There’s a discussion going on right now in various corners of the internet about how to begin a story: sartorias talks about it here, and then you can follow links to this and this and some other pages I seem to have misplaced.
It’s timely for me because right now I’m going through another of my periodic bookshelf surveys. See, these days I go to a variety of conferences and conventions where I’m given free books, and because I still have the Starving Grad Student instinct of “free stuff is always good,” I take them home. Then they sit on my shelves for months or years without being read, until I get into one of these moods. Then I go through, grab those random books, and read their beginnings to see if I will a) keep going, b) keep it on the shelf for possible later reading, or c) cull it.
In my head, it’s the twenty-page test, though in truth that number fluctuates wildly. If I’m feeling determinedly fair — or uncertain — I’ll give a book fifty pages to convince me I should keep going. If I’m feeling cynical, it’s only ten pages, or five. On occasion I don’t make it off the first page, though that’s rare. (I have very little truck with the notion that you need a really killer opening sentence; for something the length of a novel, killer writing often requires larger units of measurement.)

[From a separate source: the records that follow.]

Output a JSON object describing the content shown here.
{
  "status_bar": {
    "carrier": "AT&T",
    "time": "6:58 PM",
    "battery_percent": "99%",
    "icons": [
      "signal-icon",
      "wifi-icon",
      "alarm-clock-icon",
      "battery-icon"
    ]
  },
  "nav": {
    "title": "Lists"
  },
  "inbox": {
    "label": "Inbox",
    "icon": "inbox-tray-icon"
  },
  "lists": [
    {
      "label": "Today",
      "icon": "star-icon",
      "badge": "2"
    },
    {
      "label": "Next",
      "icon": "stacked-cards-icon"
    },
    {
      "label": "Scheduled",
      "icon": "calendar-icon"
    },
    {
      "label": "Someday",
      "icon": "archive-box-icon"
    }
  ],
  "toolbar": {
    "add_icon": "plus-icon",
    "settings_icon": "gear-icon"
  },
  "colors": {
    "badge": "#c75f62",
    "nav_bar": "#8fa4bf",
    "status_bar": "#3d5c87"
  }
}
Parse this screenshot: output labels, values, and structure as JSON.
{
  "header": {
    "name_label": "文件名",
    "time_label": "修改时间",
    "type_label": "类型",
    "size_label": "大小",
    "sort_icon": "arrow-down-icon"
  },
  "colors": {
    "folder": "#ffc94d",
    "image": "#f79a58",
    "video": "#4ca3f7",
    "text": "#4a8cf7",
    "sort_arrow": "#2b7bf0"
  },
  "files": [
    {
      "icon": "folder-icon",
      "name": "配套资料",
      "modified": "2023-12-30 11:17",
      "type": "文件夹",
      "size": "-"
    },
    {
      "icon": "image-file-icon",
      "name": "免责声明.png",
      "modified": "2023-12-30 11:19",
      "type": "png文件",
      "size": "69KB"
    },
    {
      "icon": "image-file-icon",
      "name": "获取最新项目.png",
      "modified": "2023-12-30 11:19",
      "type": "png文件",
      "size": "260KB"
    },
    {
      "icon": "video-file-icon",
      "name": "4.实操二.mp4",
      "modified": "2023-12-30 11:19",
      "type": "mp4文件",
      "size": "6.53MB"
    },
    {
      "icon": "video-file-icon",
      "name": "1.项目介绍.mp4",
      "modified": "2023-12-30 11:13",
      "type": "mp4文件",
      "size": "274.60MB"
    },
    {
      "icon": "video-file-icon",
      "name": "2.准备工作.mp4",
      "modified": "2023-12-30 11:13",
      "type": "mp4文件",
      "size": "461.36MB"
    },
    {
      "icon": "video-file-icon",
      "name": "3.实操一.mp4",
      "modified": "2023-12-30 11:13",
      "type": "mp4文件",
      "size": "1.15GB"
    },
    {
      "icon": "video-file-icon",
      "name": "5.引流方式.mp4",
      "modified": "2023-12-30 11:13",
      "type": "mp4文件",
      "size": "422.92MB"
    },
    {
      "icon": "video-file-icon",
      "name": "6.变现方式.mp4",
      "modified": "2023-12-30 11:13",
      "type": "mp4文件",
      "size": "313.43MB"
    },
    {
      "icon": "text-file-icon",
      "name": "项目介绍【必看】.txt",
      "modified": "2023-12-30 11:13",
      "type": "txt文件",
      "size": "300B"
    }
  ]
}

What makes me keep reading, and what makes me stop? On sartorias‘ LJ, I said this:
I’m coming around to the thought that what I need most in the opening paragraph isn’t action or conflict or even character (which is what I need to keep going after a page or two), but very simply a sense of confidence. Some writers can string together words in a fashion that makes me believe they know what they’re doing; some cannot. And I think that difference is also the difference between writers who pull me in, and those with whom I remain stubbornly aware that I’m reading black marks on a page.
I don’t think I can put it any more concretely than that, except to add an addendum from elsewhere in that comment thread, which is that this only partly depends on the confidence of the author. I’m sure there are many writers out there who sleep well in the certainty that their work is brilliant, but to me it still looks shaky and weak. What I really need is for me to feel confidence in the author — however that may be done.
Some of what I’m looking for is prose — not necessarily Amazing Artful Prose; just prose that knows it’s aiming for and hits the target — but it’s also a feeling of solidity to the setting, or a character whose personality leaps off the page. Or all of the above. (Less often conflict, because for that to be compelling, I need a sense of who and what is at stake. So that takes longer to build.) The unhelpful thing about this is that it can’t be boiled down to useful instructions for the would-be writer, beyond “practice.” Practice will make you certain you want this word and not another, a semicolon instead of two separate sentences, this interesting detail about the setting, a wry bit of self-deprecation from the narrator. Practice will get you to the point where those things happen semi-automatically, without you having to consciously put each one in place, and when that happens I’ll stop seeing the seams between all the bits and just see the whole.
Sad to say, a lot of the books I’m surveying right now are failing that test. With some, to be fair, they’re hampered by genre; the further a given book is from the center of my affections, the more aware I am of the basic machinery at work. They may be perfectly good novels, for some other reader. And, of course, the ones that pass that opening test may not turn out splendidly on the whole; last week I read one that started strong and ended up disappointing. But when I find one that has a confident opening, it truly is a pleasure.